■ **PROBLEM TO WORK ON**
Please copy out the entries exactly, skipping any pictures.

SUPPLIED INFORMATION Start Marker

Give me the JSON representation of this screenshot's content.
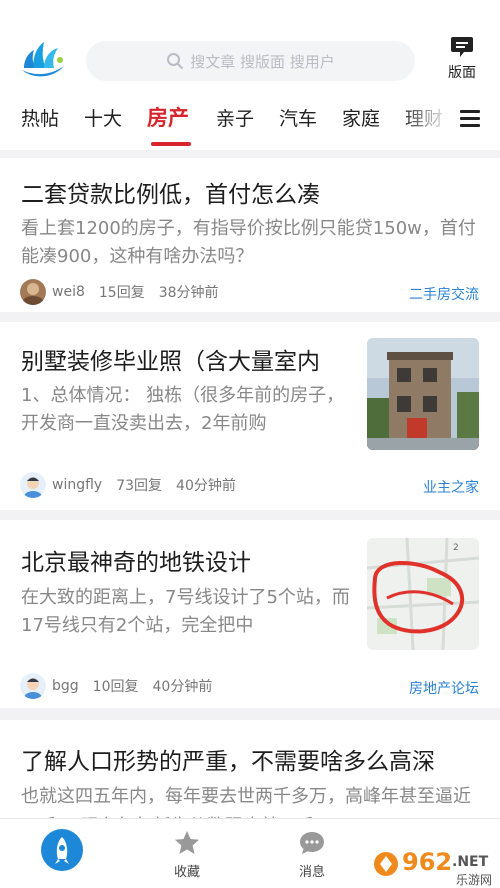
{
  "search": {
    "placeholder": "搜文章 搜版面 搜用户"
  },
  "header": {
    "board_label": "版面"
  },
  "tabs": [
    {
      "label": "热帖"
    },
    {
      "label": "十大"
    },
    {
      "label": "房产"
    },
    {
      "label": "亲子"
    },
    {
      "label": "汽车"
    },
    {
      "label": "家庭"
    },
    {
      "label": "理财"
    }
  ],
  "active_tab": "房产",
  "posts": [
    {
      "title": "二套贷款比例低，首付怎么凑",
      "summary": "看上套1200的房子，有指导价按比例只能贷150w，首付能凑900，这种有啥办法吗？",
      "user": "wei8",
      "replies": "15回复",
      "time": "38分钟前",
      "board": "二手房交流"
    },
    {
      "title": "别墅装修毕业照（含大量室内",
      "summary": "1、总体情况： 独栋（很多年前的房子，开发商一直没卖出去，2年前购",
      "user": "wingfly",
      "replies": "73回复",
      "time": "40分钟前",
      "board": "业主之家"
    },
    {
      "title": "北京最神奇的地铁设计",
      "summary": "在大致的距离上，7号线设计了5个站，而17号线只有2个站，完全把中",
      "user": "bgg",
      "replies": "10回复",
      "time": "40分钟前",
      "board": "房地产论坛"
    },
    {
      "title": "了解人口形势的严重，不需要啥多么高深",
      "summary": "也就这四五年内，每年要去世两千多万，高峰年甚至逼近三千万 现在每年新生儿数跟也就一千万"
    }
  ],
  "bottom_nav": [
    {
      "label": ""
    },
    {
      "label": "收藏"
    },
    {
      "label": "消息"
    }
  ],
  "watermark": {
    "text": "962.NET",
    "sub": "乐游网"
  },
  "colors": {
    "accent": "#d8242c",
    "link": "#2a82d2",
    "nav_active": "#1e88d8"
  }
}
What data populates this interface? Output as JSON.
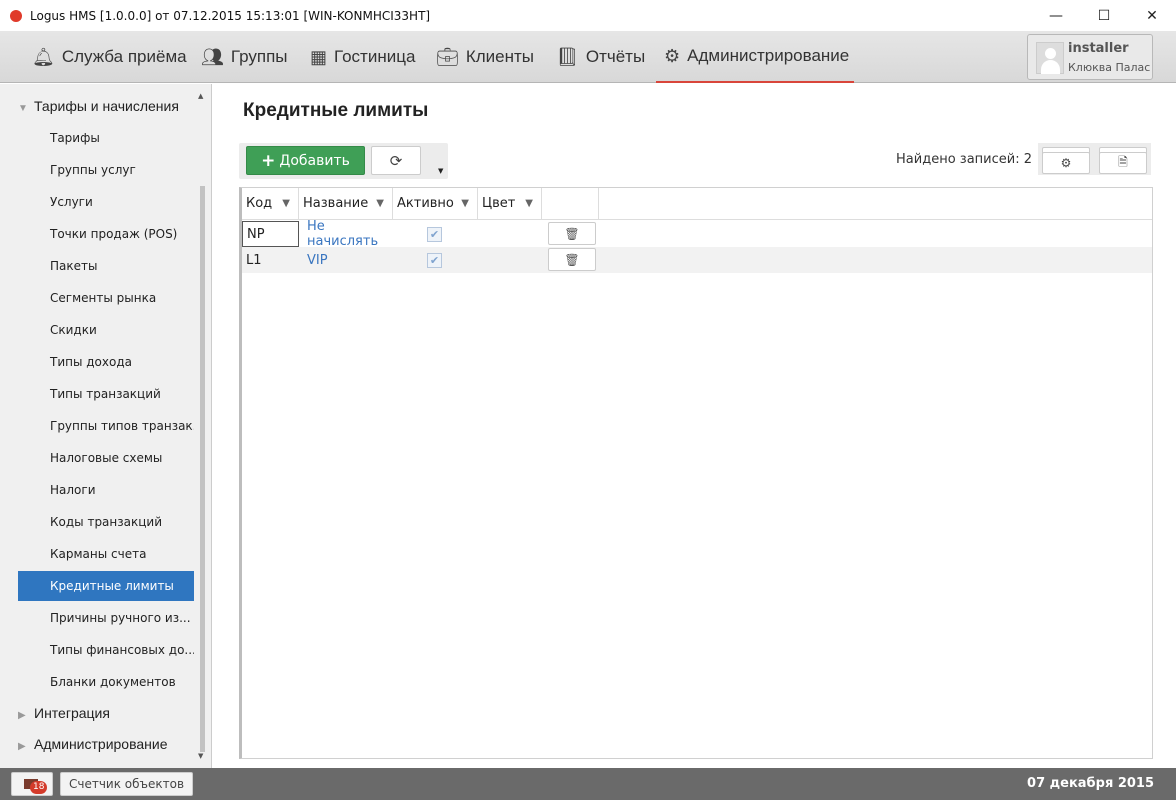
{
  "window": {
    "title": "Logus HMS [1.0.0.0] от 07.12.2015 15:13:01 [WIN-KONMHCI33HT]",
    "minimize": "—",
    "maximize": "☐",
    "close": "✕"
  },
  "nav": [
    {
      "label": "Служба приёма",
      "icon": "bell-icon"
    },
    {
      "label": "Группы",
      "icon": "users-icon"
    },
    {
      "label": "Гостиница",
      "icon": "building-icon"
    },
    {
      "label": "Клиенты",
      "icon": "briefcase-icon"
    },
    {
      "label": "Отчёты",
      "icon": "book-icon"
    },
    {
      "label": "Администрирование",
      "icon": "gears-icon"
    }
  ],
  "user": {
    "name": "installer",
    "hotel": "Клюква Палас"
  },
  "sidebar": {
    "group": "Тарифы и начисления",
    "items": [
      "Тарифы",
      "Группы услуг",
      "Услуги",
      "Точки продаж (POS)",
      "Пакеты",
      "Сегменты рынка",
      "Скидки",
      "Типы дохода",
      "Типы транзакций",
      "Группы типов транзак...",
      "Налоговые схемы",
      "Налоги",
      "Коды транзакций",
      "Карманы счета",
      "Кредитные лимиты",
      "Причины ручного из...",
      "Типы финансовых до...",
      "Бланки документов"
    ],
    "selected": 14,
    "other_groups": [
      "Интеграция",
      "Администрирование"
    ]
  },
  "main": {
    "title": "Кредитные лимиты",
    "add_label": "Добавить",
    "found": "Найдено записей: 2",
    "columns": [
      "Код",
      "Название",
      "Активно",
      "Цвет"
    ],
    "rows": [
      {
        "code": "NP",
        "name": "Не начислять",
        "active": true
      },
      {
        "code": "L1",
        "name": "VIP",
        "active": true
      }
    ]
  },
  "status": {
    "mail_count": "18",
    "counter_label": "Счетчик объектов",
    "date": "07 декабря 2015"
  }
}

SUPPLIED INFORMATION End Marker

■ **TASK RESPONSE**
Give me the JSON representation of this screenshot's content.
{
  "search": {
    "placeholder": "搜文章 搜版面 搜用户"
  },
  "header": {
    "board_label": "版面"
  },
  "tabs": [
    {
      "label": "热帖"
    },
    {
      "label": "十大"
    },
    {
      "label": "房产"
    },
    {
      "label": "亲子"
    },
    {
      "label": "汽车"
    },
    {
      "label": "家庭"
    },
    {
      "label": "理财"
    }
  ],
  "active_tab": "房产",
  "posts": [
    {
      "title": "二套贷款比例低，首付怎么凑",
      "summary": "看上套1200的房子，有指导价按比例只能贷150w，首付能凑900，这种有啥办法吗？",
      "user": "wei8",
      "replies": "15回复",
      "time": "38分钟前",
      "board": "二手房交流"
    },
    {
      "title": "别墅装修毕业照（含大量室内",
      "summary": "1、总体情况： 独栋（很多年前的房子，开发商一直没卖出去，2年前购",
      "user": "wingfly",
      "replies": "73回复",
      "time": "40分钟前",
      "board": "业主之家"
    },
    {
      "title": "北京最神奇的地铁设计",
      "summary": "在大致的距离上，7号线设计了5个站，而17号线只有2个站，完全把中",
      "user": "bgg",
      "replies": "10回复",
      "time": "40分钟前",
      "board": "房地产论坛"
    },
    {
      "title": "了解人口形势的严重，不需要啥多么高深",
      "summary": "也就这四五年内，每年要去世两千多万，高峰年甚至逼近三千万 现在每年新生儿数跟也就一千万"
    }
  ],
  "bottom_nav": [
    {
      "label": ""
    },
    {
      "label": "收藏"
    },
    {
      "label": "消息"
    }
  ],
  "watermark": {
    "text": "962.NET",
    "sub": "乐游网"
  },
  "colors": {
    "accent": "#d8242c",
    "link": "#2a82d2",
    "nav_active": "#1e88d8"
  }
}
What data populates this interface? Output as JSON.
{
  "window": {
    "title": "Logus HMS [1.0.0.0] от 07.12.2015 15:13:01 [WIN-KONMHCI33HT]",
    "minimize": "—",
    "maximize": "☐",
    "close": "✕"
  },
  "nav": [
    {
      "label": "Служба приёма",
      "icon": "bell-icon"
    },
    {
      "label": "Группы",
      "icon": "users-icon"
    },
    {
      "label": "Гостиница",
      "icon": "building-icon"
    },
    {
      "label": "Клиенты",
      "icon": "briefcase-icon"
    },
    {
      "label": "Отчёты",
      "icon": "book-icon"
    },
    {
      "label": "Администрирование",
      "icon": "gears-icon"
    }
  ],
  "user": {
    "name": "installer",
    "hotel": "Клюква Палас"
  },
  "sidebar": {
    "group": "Тарифы и начисления",
    "items": [
      "Тарифы",
      "Группы услуг",
      "Услуги",
      "Точки продаж (POS)",
      "Пакеты",
      "Сегменты рынка",
      "Скидки",
      "Типы дохода",
      "Типы транзакций",
      "Группы типов транзак...",
      "Налоговые схемы",
      "Налоги",
      "Коды транзакций",
      "Карманы счета",
      "Кредитные лимиты",
      "Причины ручного из...",
      "Типы финансовых до...",
      "Бланки документов"
    ],
    "selected": 14,
    "other_groups": [
      "Интеграция",
      "Администрирование"
    ]
  },
  "main": {
    "title": "Кредитные лимиты",
    "add_label": "Добавить",
    "found": "Найдено записей: 2",
    "columns": [
      "Код",
      "Название",
      "Активно",
      "Цвет"
    ],
    "rows": [
      {
        "code": "NP",
        "name": "Не начислять",
        "active": true
      },
      {
        "code": "L1",
        "name": "VIP",
        "active": true
      }
    ]
  },
  "status": {
    "mail_count": "18",
    "counter_label": "Счетчик объектов",
    "date": "07 декабря 2015"
  }
}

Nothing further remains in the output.